Running on concrete can increase the risk of stress fractures, particularly if you have inadequate footwear or suddenly increase your mileage. Gradually increasing your running volume, incorporating rest days, and listening to your body can help prevent stress fractures.

13. Can running on concrete damage my joints in the long run?
Running on concrete can potentially put more strain on your joints, particularly if you have pre-existing joint issues or poor running form. However, with proper training techniques, adequate rest and recovery, and strength training exercises, you can mitigate the risk of long-term joint damage.

14. Are there any benefits to running on concrete?
Running on concrete provides a stable and consistent surface that can be advantageous for speed training or maintaining a steady pace. Additionally, it can be more convenient for urban dwellers who have limited access to grass or trail surfaces.

In conclusion, running on concrete can potentially lead to increased impact forces and joint strain, but it doesn’t necessarily mean it is bad for everyone. By wearing appropriate footwear, maintaining proper running form, and incorporating strength training exercises, you can minimize the risks associated with running on concrete. Ultimately, it is essential to listen to your body, adapt your training accordingly, and consider alternative running surfaces to diversify your training routine and reduce the strain on your body.

Author

  • Laura @ 262.run
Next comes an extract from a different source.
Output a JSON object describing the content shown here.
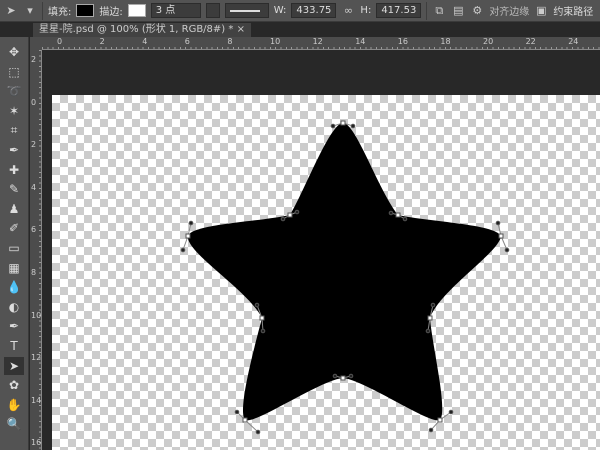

    Laura, a fitness aficionado, authors influential health and fitness write ups that's a blend of wellness insights and celebrity fitness highlights. Armed with a sports science degree and certified personal training experience, she provides expertise in workouts, nutrition, and celebrity fitness routines. Her engaging content inspires readers to adopt healthier lifestyles while offering a glimpse into the fitness regimens of celebrities and athletes. Laura's dedication and knowledge make her a go-to source for fitness and entertainment enthusiasts.